Russia marks 70 years since end of Leningrad siege
Russia has marked 70 years since the end of the Nazi's Siege of Leningrad, which claimed the lives of more than one million people. Germany's president has expressed “deep sadness and shame” at the 872-day assault that took place during World War II.
The survivors of the dramatic events retell the unimaginable suffering they had to go through in RT’s documentary. Also watch galleries of photographs taken in besieged Leningrad during the war and of the reenactment of the epic battle that broke the blockade of the city more than two years after it was encircled by Nazi troops.
A number of commemorating events took place across Russia in
honor of the bravery and endless human sacrifice shown during the
In St. Petersburg, some 1,500 people took part in a military parade showcasing Soviet-era wartime T-34 tanks, as well as modern Iskander ballistic missiles. Veterans and survivors of the siege watched the military procession in tears. Some attended from other cities from across Russia.
Despite the frost, nearly 2,000 young men and women built a human chain in front of the Winter Palace, creating a formation which said "900."
In the run-up to the anniversary, local authorities assembled an exhibition reconstructing part of a street in the city center with siege-related artifacts such as sandbags, boarded-up windows, theater bills, and old cars and trolleybuses.
A 3D panoramic view of the “breakthrough battle” of the Great Patriotic War of 1941-1945 was also created by a youth search team, thanks to a Russian presidential grant in the city of Kirovsk in the Leningrad Region.
Russian President Vladimir Putin - a Leningrad native whose mother survived the horrors of the blockade and whose elder brother perished because of hunger - took part in all of the St. Petersburg events on Monday.
Putin laid a wreath at the Motherland monument in Piskaryovskoe Memorial Cemetery, the main resting place for victims of the siege.
Surrounded by survivors of the blockade, Putin reminded that the
world should never forget “the courage and heroism of the Soviet
people and residents of Leningrad.”
He added that “360,000 civilians died in Leningrad over a period of just four months from the end of 1941 to the start of 1942. Britain lost nearly the same amount in the entire World War II.”
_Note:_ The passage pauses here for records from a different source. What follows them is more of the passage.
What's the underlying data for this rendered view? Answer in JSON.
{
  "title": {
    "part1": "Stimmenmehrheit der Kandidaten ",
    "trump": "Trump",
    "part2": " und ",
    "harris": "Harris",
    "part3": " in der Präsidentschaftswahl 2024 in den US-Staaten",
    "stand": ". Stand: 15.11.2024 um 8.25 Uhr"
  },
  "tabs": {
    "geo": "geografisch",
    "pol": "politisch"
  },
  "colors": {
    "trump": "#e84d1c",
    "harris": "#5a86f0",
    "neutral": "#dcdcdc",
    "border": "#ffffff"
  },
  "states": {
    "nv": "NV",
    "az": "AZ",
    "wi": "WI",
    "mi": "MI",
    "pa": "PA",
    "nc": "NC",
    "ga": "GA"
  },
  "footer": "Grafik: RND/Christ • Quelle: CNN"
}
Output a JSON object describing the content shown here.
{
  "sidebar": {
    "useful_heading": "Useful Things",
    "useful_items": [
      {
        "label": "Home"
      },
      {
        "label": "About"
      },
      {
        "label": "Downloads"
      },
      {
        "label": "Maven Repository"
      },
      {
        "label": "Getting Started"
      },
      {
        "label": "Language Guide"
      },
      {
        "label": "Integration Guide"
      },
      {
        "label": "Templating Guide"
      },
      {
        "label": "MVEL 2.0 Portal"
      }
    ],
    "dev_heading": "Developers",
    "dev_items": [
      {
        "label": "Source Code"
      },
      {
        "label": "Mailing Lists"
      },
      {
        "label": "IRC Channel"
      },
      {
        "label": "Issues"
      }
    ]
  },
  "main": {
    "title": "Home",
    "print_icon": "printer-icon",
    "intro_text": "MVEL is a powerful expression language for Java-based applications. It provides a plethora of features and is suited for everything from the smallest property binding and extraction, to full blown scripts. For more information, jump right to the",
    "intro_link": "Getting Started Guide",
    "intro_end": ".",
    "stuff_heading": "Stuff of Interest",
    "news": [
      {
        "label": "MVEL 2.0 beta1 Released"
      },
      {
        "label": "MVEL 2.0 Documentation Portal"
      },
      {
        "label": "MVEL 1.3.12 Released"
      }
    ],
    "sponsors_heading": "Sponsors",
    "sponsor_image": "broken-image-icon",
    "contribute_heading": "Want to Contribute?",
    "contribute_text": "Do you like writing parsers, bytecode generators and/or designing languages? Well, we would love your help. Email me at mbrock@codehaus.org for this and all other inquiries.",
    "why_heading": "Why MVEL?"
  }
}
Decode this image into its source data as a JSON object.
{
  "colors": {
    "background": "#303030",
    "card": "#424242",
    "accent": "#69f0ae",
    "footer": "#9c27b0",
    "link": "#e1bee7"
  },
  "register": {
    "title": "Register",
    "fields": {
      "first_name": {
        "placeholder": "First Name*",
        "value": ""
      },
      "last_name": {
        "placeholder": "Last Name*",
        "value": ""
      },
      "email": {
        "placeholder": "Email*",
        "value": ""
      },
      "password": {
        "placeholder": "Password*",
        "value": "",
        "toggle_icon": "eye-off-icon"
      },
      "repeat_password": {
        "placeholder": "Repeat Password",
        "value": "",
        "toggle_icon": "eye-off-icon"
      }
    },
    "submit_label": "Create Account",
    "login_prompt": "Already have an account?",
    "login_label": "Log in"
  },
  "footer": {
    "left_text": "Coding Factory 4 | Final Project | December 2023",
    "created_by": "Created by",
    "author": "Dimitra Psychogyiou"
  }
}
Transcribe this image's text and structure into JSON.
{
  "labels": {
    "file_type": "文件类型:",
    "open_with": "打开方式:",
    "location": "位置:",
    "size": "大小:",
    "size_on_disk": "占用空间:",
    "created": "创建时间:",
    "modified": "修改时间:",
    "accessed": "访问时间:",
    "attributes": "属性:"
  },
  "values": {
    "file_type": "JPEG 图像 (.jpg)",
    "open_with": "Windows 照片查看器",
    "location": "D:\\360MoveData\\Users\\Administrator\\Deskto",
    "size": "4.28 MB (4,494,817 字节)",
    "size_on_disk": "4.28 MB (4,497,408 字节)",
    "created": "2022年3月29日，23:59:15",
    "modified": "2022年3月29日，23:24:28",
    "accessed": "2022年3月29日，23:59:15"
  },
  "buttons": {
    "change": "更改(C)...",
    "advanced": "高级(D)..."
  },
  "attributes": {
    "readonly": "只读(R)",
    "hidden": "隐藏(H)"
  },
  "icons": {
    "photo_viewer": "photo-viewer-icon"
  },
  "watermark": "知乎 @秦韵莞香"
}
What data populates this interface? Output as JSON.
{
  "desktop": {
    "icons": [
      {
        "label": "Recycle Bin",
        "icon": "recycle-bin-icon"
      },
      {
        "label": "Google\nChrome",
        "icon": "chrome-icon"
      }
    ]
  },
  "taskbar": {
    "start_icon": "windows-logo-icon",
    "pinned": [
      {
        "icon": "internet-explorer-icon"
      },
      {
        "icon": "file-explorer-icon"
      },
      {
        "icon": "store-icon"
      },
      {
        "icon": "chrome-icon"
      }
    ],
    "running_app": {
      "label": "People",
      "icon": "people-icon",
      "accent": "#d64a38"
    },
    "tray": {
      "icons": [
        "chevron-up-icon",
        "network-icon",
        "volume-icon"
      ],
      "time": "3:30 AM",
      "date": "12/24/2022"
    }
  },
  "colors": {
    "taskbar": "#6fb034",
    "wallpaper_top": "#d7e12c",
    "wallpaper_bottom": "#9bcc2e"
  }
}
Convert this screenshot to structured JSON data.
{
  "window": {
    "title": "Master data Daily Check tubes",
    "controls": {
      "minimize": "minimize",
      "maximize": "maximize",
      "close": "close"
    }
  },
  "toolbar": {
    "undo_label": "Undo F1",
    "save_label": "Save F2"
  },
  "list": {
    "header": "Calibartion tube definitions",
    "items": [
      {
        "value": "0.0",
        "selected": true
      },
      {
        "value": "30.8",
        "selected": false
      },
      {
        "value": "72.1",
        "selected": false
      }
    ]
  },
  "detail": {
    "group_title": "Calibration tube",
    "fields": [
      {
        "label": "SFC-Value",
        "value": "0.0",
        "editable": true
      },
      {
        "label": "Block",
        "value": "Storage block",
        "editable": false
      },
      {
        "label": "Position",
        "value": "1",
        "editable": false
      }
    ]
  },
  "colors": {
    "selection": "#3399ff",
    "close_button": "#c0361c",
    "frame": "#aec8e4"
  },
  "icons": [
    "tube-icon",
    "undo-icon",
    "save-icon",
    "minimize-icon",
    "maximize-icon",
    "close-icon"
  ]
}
“Can you imagine the difference between the victims that the Soviet Union and other countries of the world laid on the altar of common victory?”
The celebrations in St. Petersburg concluded with a performance of the Requiem ballet at the Alexandrinsky Theater, which was dedicated to the city’s liberation. A military salute commemorated those who lost their lives liberating Russia’s second city.
This year, Germany’s lower house of parliament dedicated its memorial day to the victims of Nazi Germany to the people of Leningrad.
“Germany recognizes its historical responsibility for the suffering inflicted on the people of Leningrad and for the brutal warfare of its soldiers, commandos and SS formations,” German President Joachim Gauck wrote in a letter to Putin.
Daniil Granin – a 95-year-old war veteran, siege survivor, and acclaimed writer – was invited to the Bundestag to recall the horrific memories of his experience during the blockade. German President Gauck and Chancellor Angela Merkel also listened to his speech. Granin was only 22 years old when he joined the fight to protect Leningrad.
“Hunger was brought to the city to wage war, instead of soldiers,” Granin told the chamber in Russian through an interpreter. The German politicians were silent as the war veteran described the cases of cannibalism he witnessed.
“We had to load the corpses that were so emaciated they were as light as firewood onto wagons. For a long time I could not forgive the Germans,” he said.
US Ambassador to Russia Michael McFaul also recognized the Soviet people’s sacrifice, saying that more Americans must know about Russian valor and the Leningrad blockade.
“Not only the people of Russia, but also the people of the whole world owe a lot to those who stopped and drove away the Nazis. Without your victory in Leningrad and other battles of WWII, world history could have taken a totally different path,” McFaul said.